• _Work to complete_: Each line below must be reproduced exactly.
*** Material provided ***
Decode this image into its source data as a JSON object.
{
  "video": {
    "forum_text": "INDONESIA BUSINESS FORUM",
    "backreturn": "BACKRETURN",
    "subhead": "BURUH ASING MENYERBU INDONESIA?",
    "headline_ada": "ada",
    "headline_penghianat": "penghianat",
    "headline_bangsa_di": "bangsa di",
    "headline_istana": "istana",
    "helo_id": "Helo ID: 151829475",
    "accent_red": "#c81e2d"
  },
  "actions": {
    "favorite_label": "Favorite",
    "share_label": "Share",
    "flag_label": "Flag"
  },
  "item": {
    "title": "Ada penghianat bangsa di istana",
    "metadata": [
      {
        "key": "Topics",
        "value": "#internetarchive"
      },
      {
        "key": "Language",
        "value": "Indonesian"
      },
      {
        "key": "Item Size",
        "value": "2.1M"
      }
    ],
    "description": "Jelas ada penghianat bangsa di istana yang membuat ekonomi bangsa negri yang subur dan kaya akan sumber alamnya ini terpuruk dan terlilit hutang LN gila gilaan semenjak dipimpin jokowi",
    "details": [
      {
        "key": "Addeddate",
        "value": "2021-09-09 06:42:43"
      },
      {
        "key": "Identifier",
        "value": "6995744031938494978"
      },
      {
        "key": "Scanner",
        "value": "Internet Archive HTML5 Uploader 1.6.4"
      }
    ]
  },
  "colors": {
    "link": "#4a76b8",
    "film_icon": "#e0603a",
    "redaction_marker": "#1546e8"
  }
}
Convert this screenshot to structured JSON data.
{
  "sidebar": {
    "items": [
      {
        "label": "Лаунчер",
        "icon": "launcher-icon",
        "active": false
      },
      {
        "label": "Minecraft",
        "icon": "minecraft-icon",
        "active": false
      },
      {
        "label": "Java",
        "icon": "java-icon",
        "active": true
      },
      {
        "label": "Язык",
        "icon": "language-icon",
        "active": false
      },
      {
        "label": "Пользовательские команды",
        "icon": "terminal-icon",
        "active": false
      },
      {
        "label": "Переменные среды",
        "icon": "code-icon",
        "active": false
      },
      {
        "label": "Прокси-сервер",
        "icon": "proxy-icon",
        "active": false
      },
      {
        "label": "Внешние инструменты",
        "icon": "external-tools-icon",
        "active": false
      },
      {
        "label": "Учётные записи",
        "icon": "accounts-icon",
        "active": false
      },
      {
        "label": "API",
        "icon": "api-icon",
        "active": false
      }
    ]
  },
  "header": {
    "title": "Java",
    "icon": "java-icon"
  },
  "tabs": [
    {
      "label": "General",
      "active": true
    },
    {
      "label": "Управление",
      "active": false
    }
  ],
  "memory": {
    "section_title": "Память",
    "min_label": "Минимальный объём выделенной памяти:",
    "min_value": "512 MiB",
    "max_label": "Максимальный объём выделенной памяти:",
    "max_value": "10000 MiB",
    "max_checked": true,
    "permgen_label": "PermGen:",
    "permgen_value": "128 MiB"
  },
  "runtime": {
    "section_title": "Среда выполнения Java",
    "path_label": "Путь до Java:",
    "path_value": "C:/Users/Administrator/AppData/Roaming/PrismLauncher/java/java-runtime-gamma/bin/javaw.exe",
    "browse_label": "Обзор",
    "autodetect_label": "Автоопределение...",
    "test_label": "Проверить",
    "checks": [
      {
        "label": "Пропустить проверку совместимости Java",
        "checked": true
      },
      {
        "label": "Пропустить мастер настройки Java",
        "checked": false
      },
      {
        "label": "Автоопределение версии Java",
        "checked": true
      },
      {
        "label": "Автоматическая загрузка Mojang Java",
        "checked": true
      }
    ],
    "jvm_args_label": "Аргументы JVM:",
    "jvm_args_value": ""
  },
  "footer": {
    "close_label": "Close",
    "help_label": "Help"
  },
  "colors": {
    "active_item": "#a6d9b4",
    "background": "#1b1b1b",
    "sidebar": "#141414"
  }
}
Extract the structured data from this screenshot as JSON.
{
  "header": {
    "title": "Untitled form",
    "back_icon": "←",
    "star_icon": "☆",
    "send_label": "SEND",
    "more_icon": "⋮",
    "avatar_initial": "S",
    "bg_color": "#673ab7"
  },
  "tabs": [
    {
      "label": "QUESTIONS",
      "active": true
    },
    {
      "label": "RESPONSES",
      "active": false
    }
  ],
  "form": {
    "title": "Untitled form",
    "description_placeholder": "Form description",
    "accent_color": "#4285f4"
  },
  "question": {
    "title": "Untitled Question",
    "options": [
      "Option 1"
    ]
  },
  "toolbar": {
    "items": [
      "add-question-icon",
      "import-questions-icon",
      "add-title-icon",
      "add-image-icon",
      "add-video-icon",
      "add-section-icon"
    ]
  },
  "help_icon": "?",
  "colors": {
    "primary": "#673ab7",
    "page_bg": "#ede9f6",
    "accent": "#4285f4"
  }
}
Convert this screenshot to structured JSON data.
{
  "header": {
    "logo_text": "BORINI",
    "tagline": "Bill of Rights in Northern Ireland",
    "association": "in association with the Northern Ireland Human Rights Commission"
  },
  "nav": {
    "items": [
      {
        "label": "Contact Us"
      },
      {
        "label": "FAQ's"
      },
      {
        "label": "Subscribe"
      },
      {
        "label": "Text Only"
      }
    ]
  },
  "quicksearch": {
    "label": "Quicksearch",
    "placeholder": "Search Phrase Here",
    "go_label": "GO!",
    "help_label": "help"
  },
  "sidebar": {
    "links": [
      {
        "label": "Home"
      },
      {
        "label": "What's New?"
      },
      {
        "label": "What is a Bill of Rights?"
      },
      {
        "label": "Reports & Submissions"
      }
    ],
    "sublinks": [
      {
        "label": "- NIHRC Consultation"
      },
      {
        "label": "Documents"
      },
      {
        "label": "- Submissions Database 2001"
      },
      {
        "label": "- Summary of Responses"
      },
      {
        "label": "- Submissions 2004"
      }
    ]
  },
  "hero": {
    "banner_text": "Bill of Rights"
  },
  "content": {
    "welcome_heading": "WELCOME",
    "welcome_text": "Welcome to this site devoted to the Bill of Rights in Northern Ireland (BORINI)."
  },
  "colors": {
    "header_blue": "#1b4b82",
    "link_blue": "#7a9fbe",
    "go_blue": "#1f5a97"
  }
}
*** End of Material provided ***
• _Solution below_:
Decode this image into its source data as a JSON object.
{
  "video": {
    "forum_text": "INDONESIA BUSINESS FORUM",
    "backreturn": "BACKRETURN",
    "subhead": "BURUH ASING MENYERBU INDONESIA?",
    "headline_ada": "ada",
    "headline_penghianat": "penghianat",
    "headline_bangsa_di": "bangsa di",
    "headline_istana": "istana",
    "helo_id": "Helo ID: 151829475",
    "accent_red": "#c81e2d"
  },
  "actions": {
    "favorite_label": "Favorite",
    "share_label": "Share",
    "flag_label": "Flag"
  },
  "item": {
    "title": "Ada penghianat bangsa di istana",
    "metadata": [
      {
        "key": "Topics",
        "value": "#internetarchive"
      },
      {
        "key": "Language",
        "value": "Indonesian"
      },
      {
        "key": "Item Size",
        "value": "2.1M"
      }
    ],
    "description": "Jelas ada penghianat bangsa di istana yang membuat ekonomi bangsa negri yang subur dan kaya akan sumber alamnya ini terpuruk dan terlilit hutang LN gila gilaan semenjak dipimpin jokowi",
    "details": [
      {
        "key": "Addeddate",
        "value": "2021-09-09 06:42:43"
      },
      {
        "key": "Identifier",
        "value": "6995744031938494978"
      },
      {
        "key": "Scanner",
        "value": "Internet Archive HTML5 Uploader 1.6.4"
      }
    ]
  },
  "colors": {
    "link": "#4a76b8",
    "film_icon": "#e0603a",
    "redaction_marker": "#1546e8"
  }
}
Convert this screenshot to structured JSON data.
{
  "sidebar": {
    "items": [
      {
        "label": "Лаунчер",
        "icon": "launcher-icon",
        "active": false
      },
      {
        "label": "Minecraft",
        "icon": "minecraft-icon",
        "active": false
      },
      {
        "label": "Java",
        "icon": "java-icon",
        "active": true
      },
      {
        "label": "Язык",
        "icon": "language-icon",
        "active": false
      },
      {
        "label": "Пользовательские команды",
        "icon": "terminal-icon",
        "active": false
      },
      {
        "label": "Переменные среды",
        "icon": "code-icon",
        "active": false
      },
      {
        "label": "Прокси-сервер",
        "icon": "proxy-icon",
        "active": false
      },
      {
        "label": "Внешние инструменты",
        "icon": "external-tools-icon",
        "active": false
      },
      {
        "label": "Учётные записи",
        "icon": "accounts-icon",
        "active": false
      },
      {
        "label": "API",
        "icon": "api-icon",
        "active": false
      }
    ]
  },
  "header": {
    "title": "Java",
    "icon": "java-icon"
  },
  "tabs": [
    {
      "label": "General",
      "active": true
    },
    {
      "label": "Управление",
      "active": false
    }
  ],
  "memory": {
    "section_title": "Память",
    "min_label": "Минимальный объём выделенной памяти:",
    "min_value": "512 MiB",
    "max_label": "Максимальный объём выделенной памяти:",
    "max_value": "10000 MiB",
    "max_checked": true,
    "permgen_label": "PermGen:",
    "permgen_value": "128 MiB"
  },
  "runtime": {
    "section_title": "Среда выполнения Java",
    "path_label": "Путь до Java:",
    "path_value": "C:/Users/Administrator/AppData/Roaming/PrismLauncher/java/java-runtime-gamma/bin/javaw.exe",
    "browse_label": "Обзор",
    "autodetect_label": "Автоопределение...",
    "test_label": "Проверить",
    "checks": [
      {
        "label": "Пропустить проверку совместимости Java",
        "checked": true
      },
      {
        "label": "Пропустить мастер настройки Java",
        "checked": false
      },
      {
        "label": "Автоопределение версии Java",
        "checked": true
      },
      {
        "label": "Автоматическая загрузка Mojang Java",
        "checked": true
      }
    ],
    "jvm_args_label": "Аргументы JVM:",
    "jvm_args_value": ""
  },
  "footer": {
    "close_label": "Close",
    "help_label": "Help"
  },
  "colors": {
    "active_item": "#a6d9b4",
    "background": "#1b1b1b",
    "sidebar": "#141414"
  }
}
Extract the structured data from this screenshot as JSON.
{
  "header": {
    "title": "Untitled form",
    "back_icon": "←",
    "star_icon": "☆",
    "send_label": "SEND",
    "more_icon": "⋮",
    "avatar_initial": "S",
    "bg_color": "#673ab7"
  },
  "tabs": [
    {
      "label": "QUESTIONS",
      "active": true
    },
    {
      "label": "RESPONSES",
      "active": false
    }
  ],
  "form": {
    "title": "Untitled form",
    "description_placeholder": "Form description",
    "accent_color": "#4285f4"
  },
  "question": {
    "title": "Untitled Question",
    "options": [
      "Option 1"
    ]
  },
  "toolbar": {
    "items": [
      "add-question-icon",
      "import-questions-icon",
      "add-title-icon",
      "add-image-icon",
      "add-video-icon",
      "add-section-icon"
    ]
  },
  "help_icon": "?",
  "colors": {
    "primary": "#673ab7",
    "page_bg": "#ede9f6",
    "accent": "#4285f4"
  }
}
Convert this screenshot to structured JSON data.
{
  "header": {
    "logo_text": "BORINI",
    "tagline": "Bill of Rights in Northern Ireland",
    "association": "in association with the Northern Ireland Human Rights Commission"
  },
  "nav": {
    "items": [
      {
        "label": "Contact Us"
      },
      {
        "label": "FAQ's"
      },
      {
        "label": "Subscribe"
      },
      {
        "label": "Text Only"
      }
    ]
  },
  "quicksearch": {
    "label": "Quicksearch",
    "placeholder": "Search Phrase Here",
    "go_label": "GO!",
    "help_label": "help"
  },
  "sidebar": {
    "links": [
      {
        "label": "Home"
      },
      {
        "label": "What's New?"
      },
      {
        "label": "What is a Bill of Rights?"
      },
      {
        "label": "Reports & Submissions"
      }
    ],
    "sublinks": [
      {
        "label": "- NIHRC Consultation"
      },
      {
        "label": "Documents"
      },
      {
        "label": "- Submissions Database 2001"
      },
      {
        "label": "- Summary of Responses"
      },
      {
        "label": "- Submissions 2004"
      }
    ]
  },
  "hero": {
    "banner_text": "Bill of Rights"
  },
  "content": {
    "welcome_heading": "WELCOME",
    "welcome_text": "Welcome to this site devoted to the Bill of Rights in Northern Ireland (BORINI)."
  },
  "colors": {
    "header_blue": "#1b4b82",
    "link_blue": "#7a9fbe",
    "go_blue": "#1f5a97"
  }
}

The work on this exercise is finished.